Within the halls of Atlanta Symphony, the silence has been deafening. For nine weeks, an extended musician lockout prevented the performance of many great pieces — from works of Ravel to a Pops concert with Seinfeld-alum Jason Alexander. Mary Chapin Carpenter’s scheduled performance on September 27 also was a casualty of the labor dispute. As an Atlanta staple for decades, Carpenter was set to perform Songs from the Movie, a collection of her compositions that have been reimagined with a full orchestra. But she withdrew when it appeared at the time that the dispute would continue.
“As the tour date got closer and closer, we had to pay closer attention to it,” she says. “It was very important. We were watching and hoping for resolution, but when it got so close, and it wasn’t clear whether it would be resolved, I had to make the decision.”
After she pulled out of her engagement at Symphony Hall, Carpenter found an opening at the Variety Playhouse for a more intimate evening with her acoustic songs. The Friday night show (with special guest Tift Merritt) — her first at Variety Playhouse since 1992 — is a Thanksgiving food benefit for Hosea’s Feed the Hungry and the Atlanta Community Food Bank.
“It’s my desire for something good to come out of a difficult situation,” she says. “It feels like all the pieces of the puzzle fit together; a good serendipity. We’re just really happy and excited to be coming after all.”
For fans of Carpenter’s folk-country storytelling, Songs from the Movie may seem on the surface like a 180-degree turn. Not true, she says. “A lot of times, pop music artists will say, ‘Oh, I want to do an orchestra record,’ and their vision was, ‘Let’s just slap a string section on an existing track,’” she says. “And they don’t really take the music or songs to another place to reimagine them.”
To strike the right creative chord, she collaborated with diverse pop-jazz composer Vince Mendoza, who helped her interpret her well-known works such as “Come On, Come On” through a classical lens. “Vince’s work has always been so original and evocative,” she says. “He wrote entirely new passages for ‘I Am a Town,’ and ‘Goodnight America.’ They just kill me when I hear them, and when I’m on a stage, I just want to fall over.
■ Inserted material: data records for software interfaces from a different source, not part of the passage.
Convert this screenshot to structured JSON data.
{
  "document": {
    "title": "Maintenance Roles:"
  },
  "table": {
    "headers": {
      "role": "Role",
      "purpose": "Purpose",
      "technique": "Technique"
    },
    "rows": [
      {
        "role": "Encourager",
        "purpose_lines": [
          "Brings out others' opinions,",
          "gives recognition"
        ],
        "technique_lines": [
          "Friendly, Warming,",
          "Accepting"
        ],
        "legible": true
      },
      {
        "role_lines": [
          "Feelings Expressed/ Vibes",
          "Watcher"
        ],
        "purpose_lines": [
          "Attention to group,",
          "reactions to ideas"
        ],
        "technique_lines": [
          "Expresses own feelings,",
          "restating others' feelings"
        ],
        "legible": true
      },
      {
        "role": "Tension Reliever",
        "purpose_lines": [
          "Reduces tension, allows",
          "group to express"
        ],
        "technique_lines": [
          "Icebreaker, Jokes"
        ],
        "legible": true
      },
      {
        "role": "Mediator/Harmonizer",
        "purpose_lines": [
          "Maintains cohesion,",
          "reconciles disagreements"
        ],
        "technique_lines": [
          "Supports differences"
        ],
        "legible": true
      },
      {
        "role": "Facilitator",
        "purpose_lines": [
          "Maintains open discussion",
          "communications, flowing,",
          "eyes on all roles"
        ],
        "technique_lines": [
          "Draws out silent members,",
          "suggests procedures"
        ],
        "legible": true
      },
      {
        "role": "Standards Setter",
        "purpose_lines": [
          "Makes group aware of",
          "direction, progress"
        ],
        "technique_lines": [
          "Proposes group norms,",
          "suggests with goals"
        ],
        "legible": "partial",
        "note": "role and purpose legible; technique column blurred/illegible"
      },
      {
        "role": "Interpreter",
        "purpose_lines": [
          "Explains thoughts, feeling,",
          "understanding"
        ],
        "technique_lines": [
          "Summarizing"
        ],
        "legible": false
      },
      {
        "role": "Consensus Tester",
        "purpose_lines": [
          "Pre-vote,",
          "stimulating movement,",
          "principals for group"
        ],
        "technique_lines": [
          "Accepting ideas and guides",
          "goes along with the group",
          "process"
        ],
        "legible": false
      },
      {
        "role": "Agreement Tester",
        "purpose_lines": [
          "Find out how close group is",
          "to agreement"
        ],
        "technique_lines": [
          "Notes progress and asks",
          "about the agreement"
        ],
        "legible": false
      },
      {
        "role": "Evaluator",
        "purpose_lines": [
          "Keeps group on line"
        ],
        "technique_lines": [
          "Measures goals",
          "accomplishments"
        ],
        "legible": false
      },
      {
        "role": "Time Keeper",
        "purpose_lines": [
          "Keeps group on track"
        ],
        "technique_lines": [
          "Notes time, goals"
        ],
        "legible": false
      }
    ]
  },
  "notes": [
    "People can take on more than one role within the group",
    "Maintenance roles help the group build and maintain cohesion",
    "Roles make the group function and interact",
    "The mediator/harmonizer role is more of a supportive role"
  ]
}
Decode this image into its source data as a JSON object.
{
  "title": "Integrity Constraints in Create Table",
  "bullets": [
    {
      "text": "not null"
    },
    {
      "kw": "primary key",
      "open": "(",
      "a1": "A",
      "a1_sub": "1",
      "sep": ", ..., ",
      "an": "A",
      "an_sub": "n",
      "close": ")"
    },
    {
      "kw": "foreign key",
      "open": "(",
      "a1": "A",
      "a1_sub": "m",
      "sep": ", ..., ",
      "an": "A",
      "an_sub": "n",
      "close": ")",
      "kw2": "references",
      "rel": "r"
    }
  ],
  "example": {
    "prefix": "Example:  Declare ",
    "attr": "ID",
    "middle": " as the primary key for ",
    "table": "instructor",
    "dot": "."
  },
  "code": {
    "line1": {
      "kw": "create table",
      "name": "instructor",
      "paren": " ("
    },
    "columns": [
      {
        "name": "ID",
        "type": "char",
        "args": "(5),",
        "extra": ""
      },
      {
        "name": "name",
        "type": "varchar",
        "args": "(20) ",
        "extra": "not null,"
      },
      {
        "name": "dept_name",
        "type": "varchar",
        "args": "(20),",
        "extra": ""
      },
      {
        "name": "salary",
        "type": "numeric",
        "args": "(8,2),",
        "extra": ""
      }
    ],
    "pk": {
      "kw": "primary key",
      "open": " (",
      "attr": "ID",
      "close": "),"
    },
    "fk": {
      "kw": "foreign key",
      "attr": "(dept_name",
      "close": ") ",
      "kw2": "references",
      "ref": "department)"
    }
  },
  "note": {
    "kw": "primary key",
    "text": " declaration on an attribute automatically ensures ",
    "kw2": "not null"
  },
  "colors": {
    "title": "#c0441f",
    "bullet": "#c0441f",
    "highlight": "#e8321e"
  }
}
I say to myself, ‘Oh my God, this is beautiful.’”
As an accomplished acoustic-folk and country musician, Carpenter’s current tour allows her to pivot between storied concert halls and down-home venues — both with their own distinct flavors.
“I was playing with 88‑plus beautiful musicians at the Royal Albert Hall in London,” she says, “and then within a few days I was in Santa Barbara, California, playing with my two dear friends who are accompanying me on this acoustic tour. Each one forces me to bring a different skill set, and it requires me to be awake, aware and nimble. I’ve found that I love that feeling.”
Although written back in 2007, Carpenter’s “On With the Song” might as well be an anthem for Atlanta Symphony Orchestra, its governing body and patrons. As a response to the ire directed at Dixie Chicks lead singer Natalie Maines back in 2003, the song lyric tells the story about people who buck conventional wisdom during confrontation. “When the whole world seems to be upside down,” the lyric goes, “the shots bein’ taken get cheaper, cheaper.”
At the epicenter of our city’s cultural institutions, the Atlanta Symphony’s world has most certainly been turned upside-down with lockouts in both 2012 and 2014. Carpenter hopes this new agreement — which facilitated the ASO’s return tonight with Beethoven’s Ninth Symphony — is an important spark for the future. “I’ve seen what the final agreement is, and as someone who has always loved everything symphonic, I hope it can become a positive thing going forward, and that Atlanta as a city can support this treasure they have,” she says.
Symphony trouble is not exclusive to Atlanta — far from it, Carpenter notes. “It’s tough times for symphonies around the world, and certainly here in America,” she says. “Not a day goes by where we don’t hear of some organization that is really struggling to make it all work. But as we all know, as far as the arts go, community support is incredibly important, as is outreach, programming, labor issues, and everything else.”
Carpenter has played Atlanta in different venues more than 15 times since 1991, and says she’ll rebook a visit to the Atlanta Symphony as soon as scheduling permits. As she explains, collaborating with symphony players around the world has been a profound and humbling experience.
“Singing live with an orchestra is very complex,” she says. “I have to not oversing so I don’t end up screeching; but also, I can’t undersing because then I’ll be swallowed up. The best analogy I can come up with is that you’re on top of a wave, and you’re riding it, constantly recalibrating your balance. There’s a euphoric feeling when you’re in the zone, and it’s levitating.
“I say to myself, ‘Oh my God, I love this,’” she adds, “and every time I get to present it, the symphony music, I come off the stage and say, ‘I hope this never ends.’”
Will Pollock is an Atlanta-based freelance journalist, blogger and author of Pizza for Good.